Before you can figure out if AI is right for your use case, how would you even use AI on your data? If you’re a Blackbaud customer, you have an array of tools and services available that are tailored to your needs, such as Prospect Insights. Third-party businesses also offer AI-as-a-service, where you send them your data, maybe through an API or a file transfer, and they return predictions to you.
Now let’s determine if AI could bring clarity to your problem.
What outcome are you hoping to drive?
- Identify one-time donors likely to convert to larger gifts.
- Make clear parameters: What does “larger” mean to you in this context? Do donors just give a second time, commit to routinely give, donate 150% more than the initial gift?
- Tangible and measurable parameters are important for leveraging AI. Otherwise, you can end up with too broad a prediction (which would be unhelpful) or too narrow (which leaves a lot of potential gifts on the table).
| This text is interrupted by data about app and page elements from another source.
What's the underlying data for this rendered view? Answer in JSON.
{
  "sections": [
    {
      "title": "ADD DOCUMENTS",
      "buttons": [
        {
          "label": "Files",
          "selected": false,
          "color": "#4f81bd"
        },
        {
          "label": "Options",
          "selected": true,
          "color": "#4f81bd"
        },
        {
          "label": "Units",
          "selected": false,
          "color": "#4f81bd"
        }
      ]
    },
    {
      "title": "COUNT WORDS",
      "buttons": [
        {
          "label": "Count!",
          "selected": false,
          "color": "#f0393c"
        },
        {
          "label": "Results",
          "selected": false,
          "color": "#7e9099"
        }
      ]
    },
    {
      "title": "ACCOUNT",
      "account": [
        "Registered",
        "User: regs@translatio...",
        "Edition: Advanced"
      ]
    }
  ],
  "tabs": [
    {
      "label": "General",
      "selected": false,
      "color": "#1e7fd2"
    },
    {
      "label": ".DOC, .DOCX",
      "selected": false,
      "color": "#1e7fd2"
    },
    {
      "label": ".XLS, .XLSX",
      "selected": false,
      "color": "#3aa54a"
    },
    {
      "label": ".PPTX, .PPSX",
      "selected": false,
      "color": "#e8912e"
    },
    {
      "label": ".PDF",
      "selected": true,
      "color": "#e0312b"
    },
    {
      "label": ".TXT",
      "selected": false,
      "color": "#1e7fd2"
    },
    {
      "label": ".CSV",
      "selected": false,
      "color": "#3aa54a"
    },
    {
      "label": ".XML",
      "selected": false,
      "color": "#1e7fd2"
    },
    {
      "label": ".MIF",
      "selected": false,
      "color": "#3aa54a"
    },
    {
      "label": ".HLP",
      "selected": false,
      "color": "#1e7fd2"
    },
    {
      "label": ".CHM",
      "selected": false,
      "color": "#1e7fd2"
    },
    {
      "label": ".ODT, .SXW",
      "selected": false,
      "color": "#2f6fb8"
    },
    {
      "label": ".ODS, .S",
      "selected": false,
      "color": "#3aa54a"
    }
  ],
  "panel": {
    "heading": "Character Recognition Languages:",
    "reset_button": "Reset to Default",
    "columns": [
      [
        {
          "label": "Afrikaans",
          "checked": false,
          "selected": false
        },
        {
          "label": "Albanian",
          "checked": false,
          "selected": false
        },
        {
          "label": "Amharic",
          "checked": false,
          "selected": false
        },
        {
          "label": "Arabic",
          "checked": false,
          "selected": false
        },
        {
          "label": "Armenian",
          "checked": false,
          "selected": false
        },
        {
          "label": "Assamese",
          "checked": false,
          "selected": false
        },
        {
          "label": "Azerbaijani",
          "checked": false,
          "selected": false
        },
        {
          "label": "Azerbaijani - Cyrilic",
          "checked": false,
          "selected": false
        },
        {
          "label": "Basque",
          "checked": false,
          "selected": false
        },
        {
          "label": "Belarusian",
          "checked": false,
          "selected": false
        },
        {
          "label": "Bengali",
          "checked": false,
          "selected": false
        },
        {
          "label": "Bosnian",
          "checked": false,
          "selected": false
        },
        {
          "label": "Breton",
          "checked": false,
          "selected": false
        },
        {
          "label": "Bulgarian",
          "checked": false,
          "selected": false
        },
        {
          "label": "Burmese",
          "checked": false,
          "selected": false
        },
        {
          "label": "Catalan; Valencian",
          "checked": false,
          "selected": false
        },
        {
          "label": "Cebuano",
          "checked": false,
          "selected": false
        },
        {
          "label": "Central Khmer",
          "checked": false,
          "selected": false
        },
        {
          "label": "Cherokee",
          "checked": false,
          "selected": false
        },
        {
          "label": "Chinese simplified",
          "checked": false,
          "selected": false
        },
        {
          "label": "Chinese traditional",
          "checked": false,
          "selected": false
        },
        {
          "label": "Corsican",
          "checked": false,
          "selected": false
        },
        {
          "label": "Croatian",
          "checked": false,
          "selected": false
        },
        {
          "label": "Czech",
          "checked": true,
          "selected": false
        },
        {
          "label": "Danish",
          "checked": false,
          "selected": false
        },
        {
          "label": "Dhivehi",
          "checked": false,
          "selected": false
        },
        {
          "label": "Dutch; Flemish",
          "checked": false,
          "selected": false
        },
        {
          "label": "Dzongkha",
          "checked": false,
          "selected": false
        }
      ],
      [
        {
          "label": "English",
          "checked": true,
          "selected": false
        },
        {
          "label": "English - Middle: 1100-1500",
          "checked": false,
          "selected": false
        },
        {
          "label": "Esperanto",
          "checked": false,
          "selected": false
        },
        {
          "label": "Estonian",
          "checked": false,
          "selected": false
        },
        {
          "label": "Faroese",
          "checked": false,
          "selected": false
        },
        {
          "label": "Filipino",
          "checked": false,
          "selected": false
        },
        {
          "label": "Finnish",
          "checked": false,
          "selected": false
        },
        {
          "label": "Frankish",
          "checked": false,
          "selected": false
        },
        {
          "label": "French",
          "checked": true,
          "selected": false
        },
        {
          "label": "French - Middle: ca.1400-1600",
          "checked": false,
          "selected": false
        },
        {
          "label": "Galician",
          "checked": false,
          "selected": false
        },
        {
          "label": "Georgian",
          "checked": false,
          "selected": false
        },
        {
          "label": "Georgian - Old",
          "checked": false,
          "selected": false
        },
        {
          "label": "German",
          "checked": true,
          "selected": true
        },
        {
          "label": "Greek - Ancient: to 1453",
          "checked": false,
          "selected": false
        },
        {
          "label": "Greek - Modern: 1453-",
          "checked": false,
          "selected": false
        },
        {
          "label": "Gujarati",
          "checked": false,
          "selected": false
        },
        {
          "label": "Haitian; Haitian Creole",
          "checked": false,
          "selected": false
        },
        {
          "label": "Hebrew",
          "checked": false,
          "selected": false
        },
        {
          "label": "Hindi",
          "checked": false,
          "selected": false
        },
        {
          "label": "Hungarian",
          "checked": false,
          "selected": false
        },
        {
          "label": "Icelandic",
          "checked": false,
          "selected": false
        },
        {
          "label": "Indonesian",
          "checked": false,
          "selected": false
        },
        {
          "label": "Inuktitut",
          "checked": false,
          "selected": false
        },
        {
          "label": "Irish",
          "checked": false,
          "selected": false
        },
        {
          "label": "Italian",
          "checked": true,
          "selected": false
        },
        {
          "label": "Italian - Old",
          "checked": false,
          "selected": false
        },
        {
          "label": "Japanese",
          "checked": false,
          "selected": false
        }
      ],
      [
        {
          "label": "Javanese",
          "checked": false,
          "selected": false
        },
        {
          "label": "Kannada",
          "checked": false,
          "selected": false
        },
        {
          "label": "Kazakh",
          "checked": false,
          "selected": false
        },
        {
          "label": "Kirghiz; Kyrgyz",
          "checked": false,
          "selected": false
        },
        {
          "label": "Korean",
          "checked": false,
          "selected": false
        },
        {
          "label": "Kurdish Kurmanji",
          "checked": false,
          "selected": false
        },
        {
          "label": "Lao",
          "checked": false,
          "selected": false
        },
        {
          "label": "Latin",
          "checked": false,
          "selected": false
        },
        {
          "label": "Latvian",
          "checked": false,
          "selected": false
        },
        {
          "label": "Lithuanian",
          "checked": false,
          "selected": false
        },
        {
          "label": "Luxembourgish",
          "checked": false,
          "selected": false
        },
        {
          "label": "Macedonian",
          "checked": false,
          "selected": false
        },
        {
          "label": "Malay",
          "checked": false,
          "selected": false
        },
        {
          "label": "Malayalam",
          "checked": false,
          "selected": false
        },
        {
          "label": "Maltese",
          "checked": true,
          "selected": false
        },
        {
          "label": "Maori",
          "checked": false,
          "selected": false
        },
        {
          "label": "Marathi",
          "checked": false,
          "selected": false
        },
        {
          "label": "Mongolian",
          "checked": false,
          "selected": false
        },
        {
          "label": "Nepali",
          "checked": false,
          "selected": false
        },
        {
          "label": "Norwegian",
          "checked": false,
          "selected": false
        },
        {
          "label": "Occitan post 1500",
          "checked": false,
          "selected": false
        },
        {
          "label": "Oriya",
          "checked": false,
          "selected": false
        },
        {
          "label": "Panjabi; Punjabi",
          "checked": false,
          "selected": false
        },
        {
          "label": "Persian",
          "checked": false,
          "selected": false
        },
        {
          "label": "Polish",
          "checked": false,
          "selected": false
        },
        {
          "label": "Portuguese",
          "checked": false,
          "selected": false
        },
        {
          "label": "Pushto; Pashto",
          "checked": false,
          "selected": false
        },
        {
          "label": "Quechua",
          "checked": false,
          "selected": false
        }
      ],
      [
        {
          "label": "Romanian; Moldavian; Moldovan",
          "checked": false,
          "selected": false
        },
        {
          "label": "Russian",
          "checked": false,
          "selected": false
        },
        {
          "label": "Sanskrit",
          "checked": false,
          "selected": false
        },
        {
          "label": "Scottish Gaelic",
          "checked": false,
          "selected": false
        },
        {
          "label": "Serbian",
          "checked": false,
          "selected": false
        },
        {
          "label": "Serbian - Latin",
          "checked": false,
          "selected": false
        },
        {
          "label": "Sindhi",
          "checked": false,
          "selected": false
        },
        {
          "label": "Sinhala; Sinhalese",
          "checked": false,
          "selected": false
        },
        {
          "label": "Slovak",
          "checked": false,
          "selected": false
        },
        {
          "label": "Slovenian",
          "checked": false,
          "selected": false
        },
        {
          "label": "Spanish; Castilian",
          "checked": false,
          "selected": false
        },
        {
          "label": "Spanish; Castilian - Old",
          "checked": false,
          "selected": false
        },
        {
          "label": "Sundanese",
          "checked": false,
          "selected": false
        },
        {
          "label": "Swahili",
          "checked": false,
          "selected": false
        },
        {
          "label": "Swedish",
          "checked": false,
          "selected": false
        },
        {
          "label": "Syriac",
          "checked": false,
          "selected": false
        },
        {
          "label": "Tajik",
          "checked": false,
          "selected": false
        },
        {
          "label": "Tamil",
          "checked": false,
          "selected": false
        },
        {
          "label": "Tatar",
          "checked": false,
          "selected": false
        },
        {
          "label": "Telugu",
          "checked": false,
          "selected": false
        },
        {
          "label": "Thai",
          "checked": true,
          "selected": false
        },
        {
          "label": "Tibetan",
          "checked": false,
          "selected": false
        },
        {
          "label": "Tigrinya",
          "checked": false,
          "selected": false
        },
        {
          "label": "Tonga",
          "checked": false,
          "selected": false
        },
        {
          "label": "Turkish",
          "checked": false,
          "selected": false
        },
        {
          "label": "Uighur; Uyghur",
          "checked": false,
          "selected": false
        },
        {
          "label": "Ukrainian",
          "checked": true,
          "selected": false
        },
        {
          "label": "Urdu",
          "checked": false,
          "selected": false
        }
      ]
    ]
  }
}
What single task or decision do you want to analyze that plays an important role in the stated outcome?
- In this case we are talking about conversions.
- As you may have gathered from the previous question, we need to define what a conversion means in this scenario. Just any additional gift after the first one? An agreement to a series of gifts? Either outcome is good, but it’s likely they each would require a different approach, a different level of communication. With limited marketing resources, you probably want your prediction to tell you who to contact and what to ask for.
What measure of performance do you want to use? In other words, how will you know you’ve nailed it?
- This is your goal and it is almost always a number. Do you want a 3% increase in conversions? A 10% increase? What is your cutoff point to determine if this effort was a success or failure?
What do you do once you have this prediction?
- You’ve turned your trained AI models loose on a CRM full of potential converters. It has predicted Ian as a likely candidate. It has told you what kind of gift I am likely to give. Now what? Will you call me, email me, send me a handwritten note?
All the AI and machine learning in the world isn’t worth anything if you don’t know what to do with it. In our example, you would use AI’s predictive capabilities to create an action plan for building your sustaining donor program.
One blog isn’t going to turn you into an AI expert. But hopefully it will help you to ask the right questions and point you to the many benefits of working with a software partner offering deep expertise in both AI technology and in the social good space. Learn more about Intelligence for Good® and explore how nonprofit organizations like yours are tapping the most accessible, powerful, and trusted AI and analytics tools to modernize their technology strategy.